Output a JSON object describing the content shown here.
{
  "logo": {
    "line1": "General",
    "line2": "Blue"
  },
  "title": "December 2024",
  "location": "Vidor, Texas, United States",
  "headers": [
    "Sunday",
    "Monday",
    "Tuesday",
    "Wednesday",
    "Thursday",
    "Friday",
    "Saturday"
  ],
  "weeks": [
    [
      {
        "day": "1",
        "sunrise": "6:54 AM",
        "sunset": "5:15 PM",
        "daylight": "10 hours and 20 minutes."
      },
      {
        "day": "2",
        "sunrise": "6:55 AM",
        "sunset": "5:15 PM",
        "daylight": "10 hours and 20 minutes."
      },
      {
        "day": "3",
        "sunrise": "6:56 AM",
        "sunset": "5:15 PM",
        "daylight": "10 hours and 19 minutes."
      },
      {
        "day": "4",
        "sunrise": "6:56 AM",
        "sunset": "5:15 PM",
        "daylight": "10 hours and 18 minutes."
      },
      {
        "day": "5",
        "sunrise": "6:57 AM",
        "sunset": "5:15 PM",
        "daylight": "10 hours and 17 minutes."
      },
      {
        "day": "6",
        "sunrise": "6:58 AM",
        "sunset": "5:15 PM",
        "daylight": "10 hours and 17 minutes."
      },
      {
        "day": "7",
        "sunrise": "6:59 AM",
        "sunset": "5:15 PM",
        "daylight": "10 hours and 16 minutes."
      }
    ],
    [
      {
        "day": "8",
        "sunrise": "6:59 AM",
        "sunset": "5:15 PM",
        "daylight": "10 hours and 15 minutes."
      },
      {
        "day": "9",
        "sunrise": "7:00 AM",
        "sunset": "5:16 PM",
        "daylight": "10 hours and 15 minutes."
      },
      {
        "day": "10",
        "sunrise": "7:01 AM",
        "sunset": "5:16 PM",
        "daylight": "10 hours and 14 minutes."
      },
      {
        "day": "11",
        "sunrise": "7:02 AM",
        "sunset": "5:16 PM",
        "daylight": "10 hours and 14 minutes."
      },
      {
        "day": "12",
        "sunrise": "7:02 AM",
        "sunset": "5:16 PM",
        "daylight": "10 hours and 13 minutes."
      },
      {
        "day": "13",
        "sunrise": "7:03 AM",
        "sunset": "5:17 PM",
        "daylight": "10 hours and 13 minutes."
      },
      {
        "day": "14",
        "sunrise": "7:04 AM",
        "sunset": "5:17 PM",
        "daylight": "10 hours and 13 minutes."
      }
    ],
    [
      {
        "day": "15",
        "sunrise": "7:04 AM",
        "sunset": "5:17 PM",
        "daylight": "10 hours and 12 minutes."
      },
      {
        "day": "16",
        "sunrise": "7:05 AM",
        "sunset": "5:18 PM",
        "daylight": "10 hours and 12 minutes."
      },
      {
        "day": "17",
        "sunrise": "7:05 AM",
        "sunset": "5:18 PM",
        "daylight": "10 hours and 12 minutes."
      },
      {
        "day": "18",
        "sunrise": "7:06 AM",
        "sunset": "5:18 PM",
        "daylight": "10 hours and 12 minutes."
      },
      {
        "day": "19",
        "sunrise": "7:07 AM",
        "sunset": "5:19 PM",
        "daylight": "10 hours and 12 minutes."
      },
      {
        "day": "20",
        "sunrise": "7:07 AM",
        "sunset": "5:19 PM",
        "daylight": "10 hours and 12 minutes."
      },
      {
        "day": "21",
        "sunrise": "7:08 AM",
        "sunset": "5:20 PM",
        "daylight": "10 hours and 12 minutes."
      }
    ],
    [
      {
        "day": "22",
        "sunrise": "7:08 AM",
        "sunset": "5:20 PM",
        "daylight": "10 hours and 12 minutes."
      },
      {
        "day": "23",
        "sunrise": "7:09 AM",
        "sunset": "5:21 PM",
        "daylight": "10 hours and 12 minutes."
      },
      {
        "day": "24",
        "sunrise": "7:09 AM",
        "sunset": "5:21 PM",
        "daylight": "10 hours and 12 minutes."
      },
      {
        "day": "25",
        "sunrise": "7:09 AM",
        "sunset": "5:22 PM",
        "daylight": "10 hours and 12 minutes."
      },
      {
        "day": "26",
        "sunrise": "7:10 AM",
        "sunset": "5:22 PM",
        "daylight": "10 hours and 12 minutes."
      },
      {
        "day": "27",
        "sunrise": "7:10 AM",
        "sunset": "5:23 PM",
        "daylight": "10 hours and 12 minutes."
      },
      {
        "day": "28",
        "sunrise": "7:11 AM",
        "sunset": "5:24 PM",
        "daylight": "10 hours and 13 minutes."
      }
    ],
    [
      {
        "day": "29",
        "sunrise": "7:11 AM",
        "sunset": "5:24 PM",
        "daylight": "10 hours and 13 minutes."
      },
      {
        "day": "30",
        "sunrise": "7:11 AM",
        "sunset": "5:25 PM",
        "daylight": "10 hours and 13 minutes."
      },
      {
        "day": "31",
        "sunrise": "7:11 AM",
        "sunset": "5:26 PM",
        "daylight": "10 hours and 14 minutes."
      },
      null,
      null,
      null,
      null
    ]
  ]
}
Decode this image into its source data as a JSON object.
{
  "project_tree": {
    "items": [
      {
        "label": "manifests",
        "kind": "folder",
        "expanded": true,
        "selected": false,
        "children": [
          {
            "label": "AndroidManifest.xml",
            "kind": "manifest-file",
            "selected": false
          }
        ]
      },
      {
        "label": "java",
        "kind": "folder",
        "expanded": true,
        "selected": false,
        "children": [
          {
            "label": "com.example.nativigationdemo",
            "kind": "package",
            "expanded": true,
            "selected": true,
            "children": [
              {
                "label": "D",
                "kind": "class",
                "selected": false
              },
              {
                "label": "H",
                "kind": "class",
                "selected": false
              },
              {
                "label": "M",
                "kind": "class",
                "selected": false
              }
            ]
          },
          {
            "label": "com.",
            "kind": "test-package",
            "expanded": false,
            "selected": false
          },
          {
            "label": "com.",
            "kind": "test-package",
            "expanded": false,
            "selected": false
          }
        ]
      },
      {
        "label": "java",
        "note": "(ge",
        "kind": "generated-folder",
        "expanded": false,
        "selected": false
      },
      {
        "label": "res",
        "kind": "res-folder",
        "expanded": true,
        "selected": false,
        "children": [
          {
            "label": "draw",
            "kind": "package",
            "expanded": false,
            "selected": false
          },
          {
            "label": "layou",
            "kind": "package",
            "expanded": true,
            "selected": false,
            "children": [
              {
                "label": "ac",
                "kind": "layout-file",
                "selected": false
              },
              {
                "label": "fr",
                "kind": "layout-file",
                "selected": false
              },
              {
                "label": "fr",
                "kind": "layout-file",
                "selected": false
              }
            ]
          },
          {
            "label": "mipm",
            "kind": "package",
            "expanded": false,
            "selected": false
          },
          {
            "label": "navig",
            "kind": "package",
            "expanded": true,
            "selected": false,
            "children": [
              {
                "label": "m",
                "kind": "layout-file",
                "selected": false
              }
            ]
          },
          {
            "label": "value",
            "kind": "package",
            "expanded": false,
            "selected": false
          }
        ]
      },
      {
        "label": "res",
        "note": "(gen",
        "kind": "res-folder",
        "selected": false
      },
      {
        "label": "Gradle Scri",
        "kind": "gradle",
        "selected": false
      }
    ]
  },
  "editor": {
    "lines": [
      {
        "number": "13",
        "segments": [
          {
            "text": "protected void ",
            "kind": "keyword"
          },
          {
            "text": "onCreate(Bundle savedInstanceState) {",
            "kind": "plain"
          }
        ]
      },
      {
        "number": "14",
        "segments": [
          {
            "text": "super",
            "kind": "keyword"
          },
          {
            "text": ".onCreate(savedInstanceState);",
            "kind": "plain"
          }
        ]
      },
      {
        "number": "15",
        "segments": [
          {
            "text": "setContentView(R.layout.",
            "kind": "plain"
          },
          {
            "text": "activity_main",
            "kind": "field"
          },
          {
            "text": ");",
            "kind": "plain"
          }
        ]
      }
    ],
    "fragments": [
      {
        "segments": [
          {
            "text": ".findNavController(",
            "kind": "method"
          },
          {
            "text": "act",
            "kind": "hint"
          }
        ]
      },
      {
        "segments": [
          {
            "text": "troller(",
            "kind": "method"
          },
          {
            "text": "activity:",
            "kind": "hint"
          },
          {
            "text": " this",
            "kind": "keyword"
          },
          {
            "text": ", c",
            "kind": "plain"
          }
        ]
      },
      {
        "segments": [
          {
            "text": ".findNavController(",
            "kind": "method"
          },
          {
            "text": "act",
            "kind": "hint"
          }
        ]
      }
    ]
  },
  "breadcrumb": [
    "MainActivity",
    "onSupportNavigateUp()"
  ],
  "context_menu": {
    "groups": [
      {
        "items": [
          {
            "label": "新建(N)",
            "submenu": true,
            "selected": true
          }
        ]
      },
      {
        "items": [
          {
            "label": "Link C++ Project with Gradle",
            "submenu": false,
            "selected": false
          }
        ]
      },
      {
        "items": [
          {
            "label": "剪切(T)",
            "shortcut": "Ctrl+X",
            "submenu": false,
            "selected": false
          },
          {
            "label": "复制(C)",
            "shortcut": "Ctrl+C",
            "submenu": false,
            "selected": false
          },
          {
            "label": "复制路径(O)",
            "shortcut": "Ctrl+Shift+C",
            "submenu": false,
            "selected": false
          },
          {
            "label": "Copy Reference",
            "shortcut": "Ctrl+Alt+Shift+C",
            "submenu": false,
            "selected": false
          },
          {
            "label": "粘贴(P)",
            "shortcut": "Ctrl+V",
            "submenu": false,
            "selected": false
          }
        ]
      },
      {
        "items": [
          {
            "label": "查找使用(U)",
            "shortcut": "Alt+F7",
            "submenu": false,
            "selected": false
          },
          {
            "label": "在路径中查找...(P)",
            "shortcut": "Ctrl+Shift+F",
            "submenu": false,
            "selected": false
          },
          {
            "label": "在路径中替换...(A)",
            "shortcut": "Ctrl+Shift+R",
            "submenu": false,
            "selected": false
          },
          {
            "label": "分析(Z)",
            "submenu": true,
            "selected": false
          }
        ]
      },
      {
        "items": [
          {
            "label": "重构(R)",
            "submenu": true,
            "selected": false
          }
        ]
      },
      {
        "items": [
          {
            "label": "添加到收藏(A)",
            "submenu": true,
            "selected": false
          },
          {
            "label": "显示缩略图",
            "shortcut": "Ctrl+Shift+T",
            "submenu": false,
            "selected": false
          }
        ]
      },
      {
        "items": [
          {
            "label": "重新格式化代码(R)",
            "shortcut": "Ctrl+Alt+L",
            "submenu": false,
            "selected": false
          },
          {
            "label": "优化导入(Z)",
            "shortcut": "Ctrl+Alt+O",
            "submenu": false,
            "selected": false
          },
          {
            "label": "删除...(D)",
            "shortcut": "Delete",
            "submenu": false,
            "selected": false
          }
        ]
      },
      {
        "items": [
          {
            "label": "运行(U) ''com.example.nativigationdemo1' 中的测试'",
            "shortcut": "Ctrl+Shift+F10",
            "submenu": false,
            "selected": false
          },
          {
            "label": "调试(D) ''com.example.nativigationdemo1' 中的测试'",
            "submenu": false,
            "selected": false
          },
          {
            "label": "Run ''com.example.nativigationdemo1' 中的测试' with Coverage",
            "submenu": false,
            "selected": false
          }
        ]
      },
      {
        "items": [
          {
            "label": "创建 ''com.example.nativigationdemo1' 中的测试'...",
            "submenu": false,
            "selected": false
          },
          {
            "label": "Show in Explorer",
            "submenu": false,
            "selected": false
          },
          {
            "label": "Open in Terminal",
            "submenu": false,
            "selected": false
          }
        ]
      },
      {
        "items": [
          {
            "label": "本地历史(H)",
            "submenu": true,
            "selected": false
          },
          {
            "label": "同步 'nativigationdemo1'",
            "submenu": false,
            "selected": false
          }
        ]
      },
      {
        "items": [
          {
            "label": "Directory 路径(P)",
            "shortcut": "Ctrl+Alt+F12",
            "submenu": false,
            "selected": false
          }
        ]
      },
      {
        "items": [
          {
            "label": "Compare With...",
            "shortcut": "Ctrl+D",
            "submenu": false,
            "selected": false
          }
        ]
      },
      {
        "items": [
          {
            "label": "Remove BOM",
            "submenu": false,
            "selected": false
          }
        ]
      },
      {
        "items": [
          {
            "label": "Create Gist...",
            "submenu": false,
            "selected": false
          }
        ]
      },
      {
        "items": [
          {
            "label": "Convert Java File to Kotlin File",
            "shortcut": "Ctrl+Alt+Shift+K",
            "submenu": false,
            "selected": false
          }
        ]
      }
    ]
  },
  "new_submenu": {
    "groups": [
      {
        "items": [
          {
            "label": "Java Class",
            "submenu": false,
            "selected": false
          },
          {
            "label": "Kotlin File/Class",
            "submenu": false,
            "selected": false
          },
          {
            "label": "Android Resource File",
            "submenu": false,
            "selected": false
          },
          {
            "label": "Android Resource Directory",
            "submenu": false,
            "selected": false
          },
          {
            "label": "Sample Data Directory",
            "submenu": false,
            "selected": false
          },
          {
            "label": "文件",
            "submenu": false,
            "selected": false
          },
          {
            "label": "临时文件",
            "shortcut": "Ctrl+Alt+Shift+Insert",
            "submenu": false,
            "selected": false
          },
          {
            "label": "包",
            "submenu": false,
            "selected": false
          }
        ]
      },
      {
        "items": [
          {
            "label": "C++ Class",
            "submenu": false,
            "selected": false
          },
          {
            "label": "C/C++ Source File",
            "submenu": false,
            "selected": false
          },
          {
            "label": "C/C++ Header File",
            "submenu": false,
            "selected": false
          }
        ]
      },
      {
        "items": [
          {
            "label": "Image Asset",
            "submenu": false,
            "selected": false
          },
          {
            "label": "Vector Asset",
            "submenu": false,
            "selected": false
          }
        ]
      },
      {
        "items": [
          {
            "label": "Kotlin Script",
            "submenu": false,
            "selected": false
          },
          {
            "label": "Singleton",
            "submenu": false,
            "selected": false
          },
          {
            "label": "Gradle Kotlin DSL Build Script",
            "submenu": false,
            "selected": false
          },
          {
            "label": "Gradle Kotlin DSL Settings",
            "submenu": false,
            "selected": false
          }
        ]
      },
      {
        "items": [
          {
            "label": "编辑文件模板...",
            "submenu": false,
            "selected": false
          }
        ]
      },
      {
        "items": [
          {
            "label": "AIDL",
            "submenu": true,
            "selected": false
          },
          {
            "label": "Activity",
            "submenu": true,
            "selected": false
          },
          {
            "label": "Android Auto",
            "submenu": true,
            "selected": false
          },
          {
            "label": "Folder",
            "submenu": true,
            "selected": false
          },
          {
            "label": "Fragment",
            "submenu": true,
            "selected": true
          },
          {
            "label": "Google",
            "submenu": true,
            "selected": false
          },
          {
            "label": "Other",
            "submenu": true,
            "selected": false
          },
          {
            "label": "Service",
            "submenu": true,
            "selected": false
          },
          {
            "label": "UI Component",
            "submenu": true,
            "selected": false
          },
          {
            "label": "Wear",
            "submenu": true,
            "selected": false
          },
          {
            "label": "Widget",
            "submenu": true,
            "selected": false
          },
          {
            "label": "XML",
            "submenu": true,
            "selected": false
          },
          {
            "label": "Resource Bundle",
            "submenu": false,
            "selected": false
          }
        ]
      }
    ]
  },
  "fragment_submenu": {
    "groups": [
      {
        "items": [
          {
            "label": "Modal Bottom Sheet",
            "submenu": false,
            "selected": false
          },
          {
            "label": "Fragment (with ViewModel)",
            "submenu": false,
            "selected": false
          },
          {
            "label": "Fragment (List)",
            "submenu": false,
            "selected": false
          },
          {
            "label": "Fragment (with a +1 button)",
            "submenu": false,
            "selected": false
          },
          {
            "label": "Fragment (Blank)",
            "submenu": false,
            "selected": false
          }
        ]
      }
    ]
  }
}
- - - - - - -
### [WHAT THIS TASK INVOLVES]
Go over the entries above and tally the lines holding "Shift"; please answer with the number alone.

### [OUTPUT OF THE EXERCISE]
8